A sociologist and an anthropologist sat down to talk about retail, and the conversation inevitably spread out in ever larger circles from its starting point: the imminent closure of the colorful Collage Clothing Lounge at 3344 Lakeshore Ave. This sad kernel of a recent conversation between me and Collage owner/sociology major, Amanda Robinson, jumped quickly from the facts of her closeout sale (clothing is currently 35% off) to gentrification and the delicate chemistry of a thriving neighborhood.
Gentrification is obvious. Robinson says that the clientele she opened her own boutique to serve – after working as the manager of $100K-per-week Anthropologie on Berkeley’s Fourth Street – has been priced out of the local rental market since she and her husband, Masud Wiggins, opened Collage six years ago.
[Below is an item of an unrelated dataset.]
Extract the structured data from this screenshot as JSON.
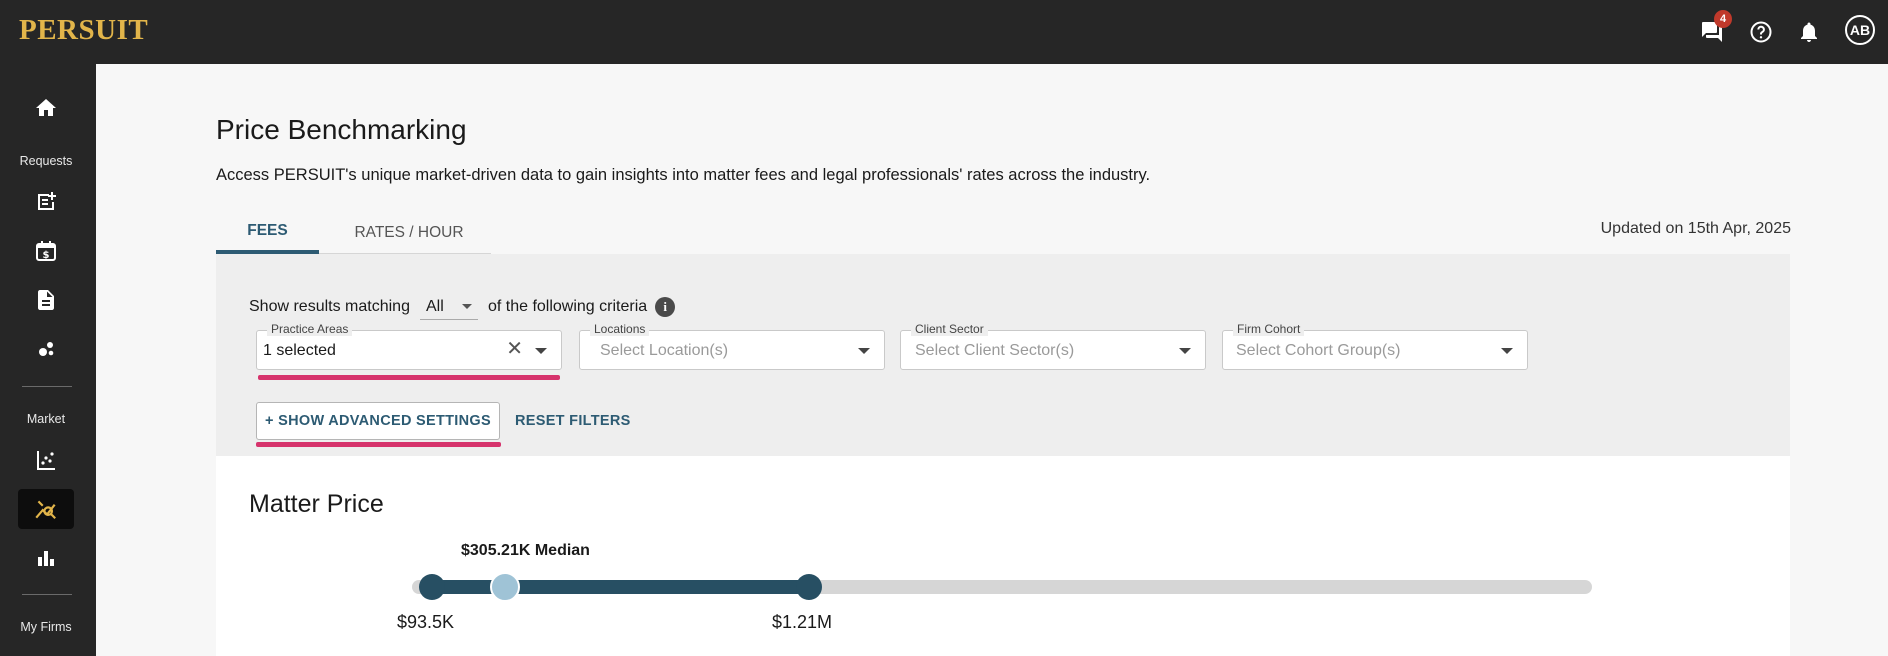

These customers have moved to Hercules, Pinole, and beyond, while the apartments in the building where Robinson and her young family live near Lake Merritt have filled with techies who pay twice their rent and purchase clothing (and a lot of it) from online retailers, judging from the piles of boxes Robinson steps over at the entrance to her building every day. These newcomers are not walking the Avenue in search of eclectic styles served up with warm, personal customer service. If they venture past Trader Joe’s to spend money on Lakeshore, it is likely to eat, or to have their phone plans upgraded, legs waxed, hair styled, and abs tightened. Services are doing fine; retailers are hurting.
Sales at Collage have plummeted recently, except for a bumper day on January 21st, post-inauguration, when locals apparently sought retail therapy – wanting to doing something to make themselves feel better, but also seeking to be with like-minded people to engage in conversation and affirm connections. This is exactly what is lost with the closure of family businesses like Collage. You don’t go to the Verizon store for tea and sympathy. My own parents were neighborhood shopkeepers like Robinson from 1970-1995. In addition to occasionally buying something (often on layaway), people also came into our store to breastfeed their babies, store packages too cumbersome to carry, and gossip. Customers and shopkeepers need each other, and, importantly, the shopkeepers needed other shopkeepers.
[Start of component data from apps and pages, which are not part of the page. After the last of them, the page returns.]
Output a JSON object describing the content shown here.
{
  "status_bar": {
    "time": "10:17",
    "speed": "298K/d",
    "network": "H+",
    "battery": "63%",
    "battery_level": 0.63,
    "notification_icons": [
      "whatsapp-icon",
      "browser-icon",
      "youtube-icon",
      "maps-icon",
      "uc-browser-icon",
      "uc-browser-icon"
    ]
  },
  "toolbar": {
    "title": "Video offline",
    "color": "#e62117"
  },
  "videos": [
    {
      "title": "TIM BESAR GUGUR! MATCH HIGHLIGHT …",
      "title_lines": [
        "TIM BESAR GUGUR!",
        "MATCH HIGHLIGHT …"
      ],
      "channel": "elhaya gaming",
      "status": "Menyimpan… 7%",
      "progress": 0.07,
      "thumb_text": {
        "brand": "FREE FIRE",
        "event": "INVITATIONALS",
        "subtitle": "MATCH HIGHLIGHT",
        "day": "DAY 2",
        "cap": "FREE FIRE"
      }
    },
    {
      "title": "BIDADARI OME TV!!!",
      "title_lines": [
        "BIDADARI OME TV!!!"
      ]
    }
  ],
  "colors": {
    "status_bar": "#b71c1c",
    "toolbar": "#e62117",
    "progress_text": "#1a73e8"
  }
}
After my conversation with Amanda, I’m thinking a lot about the stores in the Grand Lake neighborhood as one large organism whose parts are integrally connected. When Arizmendi decided to close on Mondays, sales at Collage way down the street dropped 25 percent. When Sway closed, its teenaged customers’ mothers no longer made their way across the street to shop at Collage. The farmer’s market boosts foot traffic on Saturday afternoons, but not enough to warrant an extra employee due to aforementioned gentrification. These micro-changes add up. Rose Quartz, Posh, Sway, Silver Lining, and Collage (all now closed, or closing) were not competitors. There was no sigh of relief when one or the other shuttered its doors. Unlike hardware stores, certain businesses – such as clothing boutiques, antique stores, and thrift shops – need one another to create a shopping destination, a place where friends might spend an afternoon exploring.
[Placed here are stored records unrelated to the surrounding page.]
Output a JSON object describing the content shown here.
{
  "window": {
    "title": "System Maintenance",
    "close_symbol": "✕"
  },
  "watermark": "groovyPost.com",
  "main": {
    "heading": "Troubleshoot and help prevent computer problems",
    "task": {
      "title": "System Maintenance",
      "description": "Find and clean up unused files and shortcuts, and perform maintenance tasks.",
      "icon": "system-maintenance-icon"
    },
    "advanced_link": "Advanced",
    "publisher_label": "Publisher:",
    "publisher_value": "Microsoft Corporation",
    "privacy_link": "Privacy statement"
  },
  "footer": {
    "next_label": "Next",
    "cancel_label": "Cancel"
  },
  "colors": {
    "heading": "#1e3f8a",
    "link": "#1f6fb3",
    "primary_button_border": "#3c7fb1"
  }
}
During the time I hung out in Collage talking with Amanda between customers, news of her decision to close was met with genuine dismay by shoppers. “I’ll be back until you’re not here anymore,” one regular promised. Collage has a loyal following – “There are 500 people out there who will be very upset when we’re gone,” Robinson predicts – “but regulars can’t keep the place going.” A small store needs foot traffic and new faces. Hosting art exhibits and music events and launching GoFundMe campaigns are not long-term business plans; they are Band-Aids. Visibly upset, Robinson told me that she had intended to run the shop for the rest of her career; she had intended to close only when she retired, just as her neighbors, Peggy Wood and Carol Knight, of Silver Lining did a year ago. However, this is not how the story is unfolding, unless a miracle happens in the next month or so. With all of her experience, Robinson essentially has a Ph.D. in Retail. If she can’t make it work, I don’t know who can, especially when rents literally triple between tenants.
When a customer leaves Collage – with or without a purchase – Robinson calls out, “Enjoy the block!” Not, “Thank you for visiting Collage.” Enjoy Lakeshore, enjoy the community, appreciate walking from business to business – thanks for shopping local.